Errors in the distribution of chromosomes during mitosis lead to the production of cells with an abnormal chromosome content, which in early development lead to lethal growth defects and may later contribute to the development of cancer.
The Holland Lab is interested in the molecular mechanisms that control accurate chromosome distribution and the role that mitotic errors play in human health and disease.
The lab utilizes a combination of chemical biology, biochemistry, cell biology and genetically engineered mice to study pathways involved in mitosis and their effect on cell and organism physiology.
A major focus of the group is to develop cell and animal-based models to study the role of cell division defects in genome instability and tumorigenesis.
Lab Website: Holland Lab
Selected PublicationsView all on Pubmed
Kim Y*, Holland AJ*, Lan W, Cleveland DW. Aurora kinases and protein phosphatase 1 mediate chromosome congression through regulation of CENP-E. Cell. 2010. PMC2921712
Holland AJ*, Fachinetti D*, Han JS, Cleveland DW. Inducible, reversible system for the rapid and complete degradation of proteins in mammalian cells. Proc Natl Acad Sci U S A. 2012. PMC3523849
Holland AJ, Fachinetti D, Zhu Q, Bauer M, Verma IM, Nigg EA, Cleveland DW. The autoregulated instability of Polo-like kinase 4 limits centrosome duplication to once per cell cycle. Genes Dev. 2012. PMC3533073
Moyer TC, Clutario KM, Lambrus BG, Daggubati V, Holland AJ. Binding of STIL to Plk4 activates kinase activity to promote centriole assembly. J Cell Biol. 2015. PMC4477857
Lambrus BG, Uetake Y, Clutario KM, Daggubati V, Snyder M, Sluder G, Holland AJ. p53 protects against genome instability following centriole duplication failure. J Cell Biol. 2015. PMC4494000
Academic Affiliations & Courses
Graduate Program Affiliation
Biochemistry, Cellular and Molecular Biology Graduate Program
Activities & Honors
- Basil O'Connor Starter Research Award, March of Dimes, 2013
- American Association for Cancer Research, 2009

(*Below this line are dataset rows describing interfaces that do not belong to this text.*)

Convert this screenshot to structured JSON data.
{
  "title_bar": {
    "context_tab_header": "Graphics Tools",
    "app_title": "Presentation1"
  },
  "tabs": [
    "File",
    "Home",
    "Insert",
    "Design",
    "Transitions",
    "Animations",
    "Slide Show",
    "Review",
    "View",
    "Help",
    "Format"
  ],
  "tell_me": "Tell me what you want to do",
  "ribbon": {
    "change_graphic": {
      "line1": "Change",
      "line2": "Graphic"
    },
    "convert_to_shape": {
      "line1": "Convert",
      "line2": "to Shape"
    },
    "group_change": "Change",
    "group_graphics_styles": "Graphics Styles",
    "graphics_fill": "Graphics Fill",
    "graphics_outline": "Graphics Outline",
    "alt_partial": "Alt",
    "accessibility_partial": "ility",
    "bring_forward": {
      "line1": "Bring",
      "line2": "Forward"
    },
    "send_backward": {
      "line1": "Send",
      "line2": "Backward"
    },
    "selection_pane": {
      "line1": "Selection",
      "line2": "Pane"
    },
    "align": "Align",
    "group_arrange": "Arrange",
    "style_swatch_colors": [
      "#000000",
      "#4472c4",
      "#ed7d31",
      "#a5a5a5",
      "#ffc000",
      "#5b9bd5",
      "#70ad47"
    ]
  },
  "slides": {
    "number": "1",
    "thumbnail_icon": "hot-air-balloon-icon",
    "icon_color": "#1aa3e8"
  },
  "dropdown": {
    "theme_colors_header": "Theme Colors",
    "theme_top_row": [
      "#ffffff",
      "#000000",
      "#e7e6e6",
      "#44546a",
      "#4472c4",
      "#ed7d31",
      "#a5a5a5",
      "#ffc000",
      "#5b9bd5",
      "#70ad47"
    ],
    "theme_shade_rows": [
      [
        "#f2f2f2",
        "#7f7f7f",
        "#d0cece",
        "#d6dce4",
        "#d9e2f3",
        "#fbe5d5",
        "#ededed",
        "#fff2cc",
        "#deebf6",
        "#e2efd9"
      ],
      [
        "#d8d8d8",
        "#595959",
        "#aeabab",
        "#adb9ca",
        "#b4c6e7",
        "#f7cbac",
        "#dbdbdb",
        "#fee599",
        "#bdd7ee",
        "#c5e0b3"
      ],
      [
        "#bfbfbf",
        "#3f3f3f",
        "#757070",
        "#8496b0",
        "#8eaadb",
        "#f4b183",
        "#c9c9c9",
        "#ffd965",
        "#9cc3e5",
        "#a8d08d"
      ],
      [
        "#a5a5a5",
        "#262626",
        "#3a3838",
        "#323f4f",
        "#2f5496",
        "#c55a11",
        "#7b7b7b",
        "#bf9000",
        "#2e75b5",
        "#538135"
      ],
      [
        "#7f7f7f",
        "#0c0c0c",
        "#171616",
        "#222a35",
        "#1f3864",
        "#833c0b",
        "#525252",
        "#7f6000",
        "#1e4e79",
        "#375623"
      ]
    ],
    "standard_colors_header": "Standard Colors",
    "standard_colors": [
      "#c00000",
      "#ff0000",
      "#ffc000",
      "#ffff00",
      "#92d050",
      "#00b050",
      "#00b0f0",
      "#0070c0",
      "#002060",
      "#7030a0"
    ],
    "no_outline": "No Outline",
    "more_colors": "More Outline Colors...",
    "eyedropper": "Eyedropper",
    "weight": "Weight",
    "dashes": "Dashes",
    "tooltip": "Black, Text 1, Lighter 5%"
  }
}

- American Association for the Advancement of Science, 2013
- American Society for Cell Biology, 2005
- American Society for Cell Biology, 2012
- Associate Chair, Gordon Research Seminar on Cell Growth and Proliferation, 2011
Videos & Media
Lectures and Presentations
Inside the Cell
PhD Course , Portugal (01/01/2011)
Gulbenkian Science Institute